Web-apps using Groovlets

When you feel that a framework is way too much, but you still want to leverage Groovy for your web application, you may use some Groovlets.

Groovlets are like Groovy scripts for a web application. They are run on request having the whole web context (request, response, etc.) bound to the evaluation context.

This means:

  • live reloading (if you are able to sync files with your webapp).
  • no clumsy web.xml configuration
  • no groovy compiler, the groovy.jar is the only dependency

Using groovlets

Setup

To setup a webapp for Groovlets:

  1. Configure the handling servlet in your web.xml

     <!-- setup the GroovyServlet in your web.xml
                and bind the script file extension -->
        
        <servlet>
            <servlet-name>groovlets</servlet-name>
            <servlet-class>groovy.servlet.GroovyServlet</servlet-class>
        </servlet>
        <servlet-mapping>
            <servlet-name>groovlets</servlet-name>
            <url-pattern>*.groovy</url-pattern>
        </servlet-mapping>
  2. Add groovy.jar dependency to your project, for example with gradle:

    apply plugin: 'groovy' // java is ok too
    apply plugin: 'war'
    
    repositories {
      mavenCentral()
      mavenLocal()
    }
    
    dependencies {
      providedCompile 'javax.servlet:servlet-api:2.5'
      compile 'org.codehaus.groovy:groovy-all:2.2.0'
    }

Handle a GET

Output HTML on GET request is pretty easy using the built-in MarkupBuilder

// if present use name parameter from
// query string (eg. ?name=Francesco)
// else use "World"

def name = params.name ?: "World"

// output some html

html.html {
    head {
        title "Hello from Groovlet!"
    }
    body {
        h1 "Hello, ${name}!"
    }
}

In the example above you see also Groovy native template engine: (G)String concatenation.

Handle a POST

With built-in variables bound from the Servlet request via the GrailsServlet, you can also perform more complicated operation like handling some JSON in POST request.

response.contentType = 'application/json'

// Access headers, with context bound variable
if (headers['Content-Type'] != "application/json") {
    throw new RuntimeException("Please use 'application/json' header")
}

// Get content from POST body
def jsonContent = request.reader.text

// Parse JSON to Map
def content = null
if (jsonContent) {
    content = new JsonSlurper()
                .parseText(jsonContent)
}

// build JSON output
json."echo" {
    "original" content
}

Dealing with the JSON payload is really easy

$ curl -X POST -H "Content-Type:application/json" -d '{"name": "Ben"}' \
          http://localhost:8080/groovlets-webapp-sample/echo.groovy

{"echo":{"original":{"name":"Ben"}}}

in the example above we leverage both a JsonSlurper to parse POST request body and the built-in JsonBuilder to convert a Java Map to the JSON payload of the response.
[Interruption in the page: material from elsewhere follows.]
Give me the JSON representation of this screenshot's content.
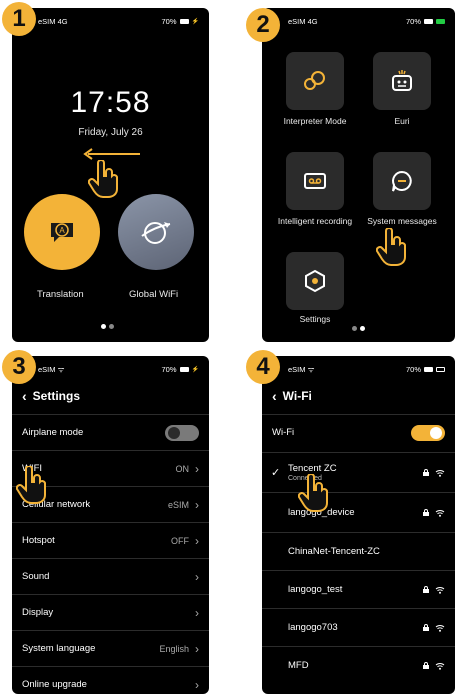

Pros and Cons

Pros:

  • A simple way to leverage the power of Groovy in a web-application

Cons:

  • Things can get messy as the complexity grows (switch to Grails)
  • You do not have a framework and you could end reinventing the (switch to Grails)

Download

Sample web-app with source code available for download here.

Under the hood

The magic happens in the GroovyServlet that is responsible for executing the script, passing the web context to a GroovyConsole created ad-hoc.

// snippet from 
// GroovyServlet.service(HttpServletRequest request,
//                            HttpServletResponse response)

final ServletBinding binding = new ServletBinding(request, response, servletCtx);
setVariables(binding);

// Run the script

Closure closure = new Closure(gse) {

    public Object call() {
        try {
            GroovyScriptEngine gse = getDelegate()
            return gse.run(scriptUri, binding);
        } catch (ResourceException e) {
            throw new RuntimeException(e);
        } catch (ScriptException e) {
            throw new RuntimeException(e);
        }
    }

};

GroovyCategorySupport.use(ServletCategory.class, closure);

The full source for GroovyServlet, more info about Groovlets